• [Exercise] Each record must be printed again exactly as given.

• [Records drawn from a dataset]
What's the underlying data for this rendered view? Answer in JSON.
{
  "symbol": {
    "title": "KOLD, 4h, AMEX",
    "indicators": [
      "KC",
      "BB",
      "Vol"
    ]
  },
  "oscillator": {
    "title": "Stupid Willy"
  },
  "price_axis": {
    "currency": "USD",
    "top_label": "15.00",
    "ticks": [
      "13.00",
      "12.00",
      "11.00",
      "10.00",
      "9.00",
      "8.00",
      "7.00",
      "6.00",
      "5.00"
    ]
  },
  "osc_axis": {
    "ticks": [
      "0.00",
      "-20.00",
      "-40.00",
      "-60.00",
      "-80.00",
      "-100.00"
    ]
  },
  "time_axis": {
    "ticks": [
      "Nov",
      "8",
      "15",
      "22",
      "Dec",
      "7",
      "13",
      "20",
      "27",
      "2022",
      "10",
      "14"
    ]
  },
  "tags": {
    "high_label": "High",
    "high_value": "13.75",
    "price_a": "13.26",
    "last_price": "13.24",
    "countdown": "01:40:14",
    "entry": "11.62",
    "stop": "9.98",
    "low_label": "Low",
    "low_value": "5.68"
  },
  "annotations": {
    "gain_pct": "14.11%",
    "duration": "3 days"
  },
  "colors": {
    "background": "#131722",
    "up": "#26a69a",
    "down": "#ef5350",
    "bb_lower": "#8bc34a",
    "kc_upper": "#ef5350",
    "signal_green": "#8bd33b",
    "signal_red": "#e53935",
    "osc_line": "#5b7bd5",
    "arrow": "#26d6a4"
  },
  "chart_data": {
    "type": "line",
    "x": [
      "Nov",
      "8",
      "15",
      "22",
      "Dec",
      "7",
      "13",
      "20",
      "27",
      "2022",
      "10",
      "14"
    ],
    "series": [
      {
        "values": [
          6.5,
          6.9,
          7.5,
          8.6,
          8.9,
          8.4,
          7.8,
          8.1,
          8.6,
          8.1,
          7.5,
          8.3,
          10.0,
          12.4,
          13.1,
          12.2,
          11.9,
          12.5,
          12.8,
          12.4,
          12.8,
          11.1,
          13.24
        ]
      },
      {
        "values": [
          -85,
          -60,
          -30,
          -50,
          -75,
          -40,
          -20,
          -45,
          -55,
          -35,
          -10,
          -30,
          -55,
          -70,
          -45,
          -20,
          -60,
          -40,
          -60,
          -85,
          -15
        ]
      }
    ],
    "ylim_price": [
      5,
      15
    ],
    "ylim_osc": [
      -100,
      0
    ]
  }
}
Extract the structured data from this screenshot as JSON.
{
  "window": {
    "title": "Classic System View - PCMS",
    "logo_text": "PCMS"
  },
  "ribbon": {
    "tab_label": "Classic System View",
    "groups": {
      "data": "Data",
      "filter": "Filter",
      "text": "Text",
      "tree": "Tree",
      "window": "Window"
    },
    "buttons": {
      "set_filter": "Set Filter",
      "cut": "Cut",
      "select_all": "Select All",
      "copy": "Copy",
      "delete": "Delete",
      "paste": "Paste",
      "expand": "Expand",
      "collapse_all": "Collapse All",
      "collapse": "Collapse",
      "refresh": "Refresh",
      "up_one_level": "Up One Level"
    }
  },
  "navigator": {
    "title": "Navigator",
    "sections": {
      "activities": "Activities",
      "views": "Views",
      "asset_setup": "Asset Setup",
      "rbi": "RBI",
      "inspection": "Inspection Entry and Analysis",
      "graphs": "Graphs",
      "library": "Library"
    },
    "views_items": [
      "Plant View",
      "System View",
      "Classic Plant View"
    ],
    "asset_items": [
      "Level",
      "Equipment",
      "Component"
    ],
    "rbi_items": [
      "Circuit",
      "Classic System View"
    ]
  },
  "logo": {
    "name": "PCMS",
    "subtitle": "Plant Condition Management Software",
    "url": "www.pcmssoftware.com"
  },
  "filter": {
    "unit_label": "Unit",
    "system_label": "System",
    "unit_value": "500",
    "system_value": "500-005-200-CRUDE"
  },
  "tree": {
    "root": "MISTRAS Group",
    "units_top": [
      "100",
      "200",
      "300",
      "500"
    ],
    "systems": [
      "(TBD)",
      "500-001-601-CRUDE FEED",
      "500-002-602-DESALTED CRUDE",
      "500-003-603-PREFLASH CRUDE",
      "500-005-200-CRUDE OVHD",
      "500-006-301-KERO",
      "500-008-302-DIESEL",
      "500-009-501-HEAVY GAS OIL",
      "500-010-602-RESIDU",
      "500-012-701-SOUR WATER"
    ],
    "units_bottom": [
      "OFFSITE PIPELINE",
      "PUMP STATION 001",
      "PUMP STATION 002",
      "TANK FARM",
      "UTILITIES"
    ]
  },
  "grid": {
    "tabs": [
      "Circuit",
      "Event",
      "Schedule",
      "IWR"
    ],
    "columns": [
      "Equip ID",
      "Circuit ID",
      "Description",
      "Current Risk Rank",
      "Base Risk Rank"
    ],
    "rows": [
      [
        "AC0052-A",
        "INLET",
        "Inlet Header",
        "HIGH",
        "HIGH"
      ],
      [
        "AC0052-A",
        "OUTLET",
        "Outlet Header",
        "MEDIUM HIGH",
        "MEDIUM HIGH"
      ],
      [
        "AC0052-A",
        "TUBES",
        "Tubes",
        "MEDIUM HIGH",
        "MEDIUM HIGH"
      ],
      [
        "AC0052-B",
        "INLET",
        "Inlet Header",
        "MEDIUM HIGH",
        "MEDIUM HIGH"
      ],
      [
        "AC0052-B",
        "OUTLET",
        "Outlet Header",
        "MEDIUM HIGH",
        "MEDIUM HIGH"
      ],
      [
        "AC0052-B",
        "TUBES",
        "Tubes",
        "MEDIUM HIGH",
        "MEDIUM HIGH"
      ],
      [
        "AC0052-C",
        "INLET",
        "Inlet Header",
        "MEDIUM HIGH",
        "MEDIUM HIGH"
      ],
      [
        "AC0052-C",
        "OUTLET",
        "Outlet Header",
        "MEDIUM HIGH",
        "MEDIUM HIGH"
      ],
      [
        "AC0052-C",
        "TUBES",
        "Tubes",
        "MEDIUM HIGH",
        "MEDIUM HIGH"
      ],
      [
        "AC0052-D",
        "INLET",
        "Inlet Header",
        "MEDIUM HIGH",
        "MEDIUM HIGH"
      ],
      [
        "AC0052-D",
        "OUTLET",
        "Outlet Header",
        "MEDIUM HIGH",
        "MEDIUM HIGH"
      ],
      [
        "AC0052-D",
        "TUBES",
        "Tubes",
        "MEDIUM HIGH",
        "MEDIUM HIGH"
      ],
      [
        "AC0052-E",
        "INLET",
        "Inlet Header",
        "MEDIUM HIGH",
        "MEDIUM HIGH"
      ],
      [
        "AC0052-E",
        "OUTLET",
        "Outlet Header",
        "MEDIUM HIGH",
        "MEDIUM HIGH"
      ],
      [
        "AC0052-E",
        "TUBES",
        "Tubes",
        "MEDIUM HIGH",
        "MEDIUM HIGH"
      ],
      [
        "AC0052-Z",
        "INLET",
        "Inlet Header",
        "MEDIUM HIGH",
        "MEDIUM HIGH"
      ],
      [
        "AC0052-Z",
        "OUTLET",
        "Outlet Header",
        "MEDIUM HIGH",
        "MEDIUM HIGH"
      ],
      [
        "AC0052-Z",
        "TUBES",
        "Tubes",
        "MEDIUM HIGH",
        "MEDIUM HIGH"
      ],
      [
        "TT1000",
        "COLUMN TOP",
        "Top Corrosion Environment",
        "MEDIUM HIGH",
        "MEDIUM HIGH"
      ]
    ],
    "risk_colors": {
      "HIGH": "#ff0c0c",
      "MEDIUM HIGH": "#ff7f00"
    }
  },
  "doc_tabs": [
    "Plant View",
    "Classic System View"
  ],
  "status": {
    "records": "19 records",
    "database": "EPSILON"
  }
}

• [Output of the task]
What's the underlying data for this rendered view? Answer in JSON.
{
  "symbol": {
    "title": "KOLD, 4h, AMEX",
    "indicators": [
      "KC",
      "BB",
      "Vol"
    ]
  },
  "oscillator": {
    "title": "Stupid Willy"
  },
  "price_axis": {
    "currency": "USD",
    "top_label": "15.00",
    "ticks": [
      "13.00",
      "12.00",
      "11.00",
      "10.00",
      "9.00",
      "8.00",
      "7.00",
      "6.00",
      "5.00"
    ]
  },
  "osc_axis": {
    "ticks": [
      "0.00",
      "-20.00",
      "-40.00",
      "-60.00",
      "-80.00",
      "-100.00"
    ]
  },
  "time_axis": {
    "ticks": [
      "Nov",
      "8",
      "15",
      "22",
      "Dec",
      "7",
      "13",
      "20",
      "27",
      "2022",
      "10",
      "14"
    ]
  },
  "tags": {
    "high_label": "High",
    "high_value": "13.75",
    "price_a": "13.26",
    "last_price": "13.24",
    "countdown": "01:40:14",
    "entry": "11.62",
    "stop": "9.98",
    "low_label": "Low",
    "low_value": "5.68"
  },
  "annotations": {
    "gain_pct": "14.11%",
    "duration": "3 days"
  },
  "colors": {
    "background": "#131722",
    "up": "#26a69a",
    "down": "#ef5350",
    "bb_lower": "#8bc34a",
    "kc_upper": "#ef5350",
    "signal_green": "#8bd33b",
    "signal_red": "#e53935",
    "osc_line": "#5b7bd5",
    "arrow": "#26d6a4"
  },
  "chart_data": {
    "type": "line",
    "x": [
      "Nov",
      "8",
      "15",
      "22",
      "Dec",
      "7",
      "13",
      "20",
      "27",
      "2022",
      "10",
      "14"
    ],
    "series": [
      {
        "values": [
          6.5,
          6.9,
          7.5,
          8.6,
          8.9,
          8.4,
          7.8,
          8.1,
          8.6,
          8.1,
          7.5,
          8.3,
          10.0,
          12.4,
          13.1,
          12.2,
          11.9,
          12.5,
          12.8,
          12.4,
          12.8,
          11.1,
          13.24
        ]
      },
      {
        "values": [
          -85,
          -60,
          -30,
          -50,
          -75,
          -40,
          -20,
          -45,
          -55,
          -35,
          -10,
          -30,
          -55,
          -70,
          -45,
          -20,
          -60,
          -40,
          -60,
          -85,
          -15
        ]
      }
    ],
    "ylim_price": [
      5,
      15
    ],
    "ylim_osc": [
      -100,
      0
    ]
  }
}
Extract the structured data from this screenshot as JSON.
{
  "window": {
    "title": "Classic System View - PCMS",
    "logo_text": "PCMS"
  },
  "ribbon": {
    "tab_label": "Classic System View",
    "groups": {
      "data": "Data",
      "filter": "Filter",
      "text": "Text",
      "tree": "Tree",
      "window": "Window"
    },
    "buttons": {
      "set_filter": "Set Filter",
      "cut": "Cut",
      "select_all": "Select All",
      "copy": "Copy",
      "delete": "Delete",
      "paste": "Paste",
      "expand": "Expand",
      "collapse_all": "Collapse All",
      "collapse": "Collapse",
      "refresh": "Refresh",
      "up_one_level": "Up One Level"
    }
  },
  "navigator": {
    "title": "Navigator",
    "sections": {
      "activities": "Activities",
      "views": "Views",
      "asset_setup": "Asset Setup",
      "rbi": "RBI",
      "inspection": "Inspection Entry and Analysis",
      "graphs": "Graphs",
      "library": "Library"
    },
    "views_items": [
      "Plant View",
      "System View",
      "Classic Plant View"
    ],
    "asset_items": [
      "Level",
      "Equipment",
      "Component"
    ],
    "rbi_items": [
      "Circuit",
      "Classic System View"
    ]
  },
  "logo": {
    "name": "PCMS",
    "subtitle": "Plant Condition Management Software",
    "url": "www.pcmssoftware.com"
  },
  "filter": {
    "unit_label": "Unit",
    "system_label": "System",
    "unit_value": "500",
    "system_value": "500-005-200-CRUDE"
  },
  "tree": {
    "root": "MISTRAS Group",
    "units_top": [
      "100",
      "200",
      "300",
      "500"
    ],
    "systems": [
      "(TBD)",
      "500-001-601-CRUDE FEED",
      "500-002-602-DESALTED CRUDE",
      "500-003-603-PREFLASH CRUDE",
      "500-005-200-CRUDE OVHD",
      "500-006-301-KERO",
      "500-008-302-DIESEL",
      "500-009-501-HEAVY GAS OIL",
      "500-010-602-RESIDU",
      "500-012-701-SOUR WATER"
    ],
    "units_bottom": [
      "OFFSITE PIPELINE",
      "PUMP STATION 001",
      "PUMP STATION 002",
      "TANK FARM",
      "UTILITIES"
    ]
  },
  "grid": {
    "tabs": [
      "Circuit",
      "Event",
      "Schedule",
      "IWR"
    ],
    "columns": [
      "Equip ID",
      "Circuit ID",
      "Description",
      "Current Risk Rank",
      "Base Risk Rank"
    ],
    "rows": [
      [
        "AC0052-A",
        "INLET",
        "Inlet Header",
        "HIGH",
        "HIGH"
      ],
      [
        "AC0052-A",
        "OUTLET",
        "Outlet Header",
        "MEDIUM HIGH",
        "MEDIUM HIGH"
      ],
      [
        "AC0052-A",
        "TUBES",
        "Tubes",
        "MEDIUM HIGH",
        "MEDIUM HIGH"
      ],
      [
        "AC0052-B",
        "INLET",
        "Inlet Header",
        "MEDIUM HIGH",
        "MEDIUM HIGH"
      ],
      [
        "AC0052-B",
        "OUTLET",
        "Outlet Header",
        "MEDIUM HIGH",
        "MEDIUM HIGH"
      ],
      [
        "AC0052-B",
        "TUBES",
        "Tubes",
        "MEDIUM HIGH",
        "MEDIUM HIGH"
      ],
      [
        "AC0052-C",
        "INLET",
        "Inlet Header",
        "MEDIUM HIGH",
        "MEDIUM HIGH"
      ],
      [
        "AC0052-C",
        "OUTLET",
        "Outlet Header",
        "MEDIUM HIGH",
        "MEDIUM HIGH"
      ],
      [
        "AC0052-C",
        "TUBES",
        "Tubes",
        "MEDIUM HIGH",
        "MEDIUM HIGH"
      ],
      [
        "AC0052-D",
        "INLET",
        "Inlet Header",
        "MEDIUM HIGH",
        "MEDIUM HIGH"
      ],
      [
        "AC0052-D",
        "OUTLET",
        "Outlet Header",
        "MEDIUM HIGH",
        "MEDIUM HIGH"
      ],
      [
        "AC0052-D",
        "TUBES",
        "Tubes",
        "MEDIUM HIGH",
        "MEDIUM HIGH"
      ],
      [
        "AC0052-E",
        "INLET",
        "Inlet Header",
        "MEDIUM HIGH",
        "MEDIUM HIGH"
      ],
      [
        "AC0052-E",
        "OUTLET",
        "Outlet Header",
        "MEDIUM HIGH",
        "MEDIUM HIGH"
      ],
      [
        "AC0052-E",
        "TUBES",
        "Tubes",
        "MEDIUM HIGH",
        "MEDIUM HIGH"
      ],
      [
        "AC0052-Z",
        "INLET",
        "Inlet Header",
        "MEDIUM HIGH",
        "MEDIUM HIGH"
      ],
      [
        "AC0052-Z",
        "OUTLET",
        "Outlet Header",
        "MEDIUM HIGH",
        "MEDIUM HIGH"
      ],
      [
        "AC0052-Z",
        "TUBES",
        "Tubes",
        "MEDIUM HIGH",
        "MEDIUM HIGH"
      ],
      [
        "TT1000",
        "COLUMN TOP",
        "Top Corrosion Environment",
        "MEDIUM HIGH",
        "MEDIUM HIGH"
      ]
    ],
    "risk_colors": {
      "HIGH": "#ff0c0c",
      "MEDIUM HIGH": "#ff7f00"
    }
  },
  "doc_tabs": [
    "Plant View",
    "Classic System View"
  ],
  "status": {
    "records": "19 records",
    "database": "EPSILON"
  }
}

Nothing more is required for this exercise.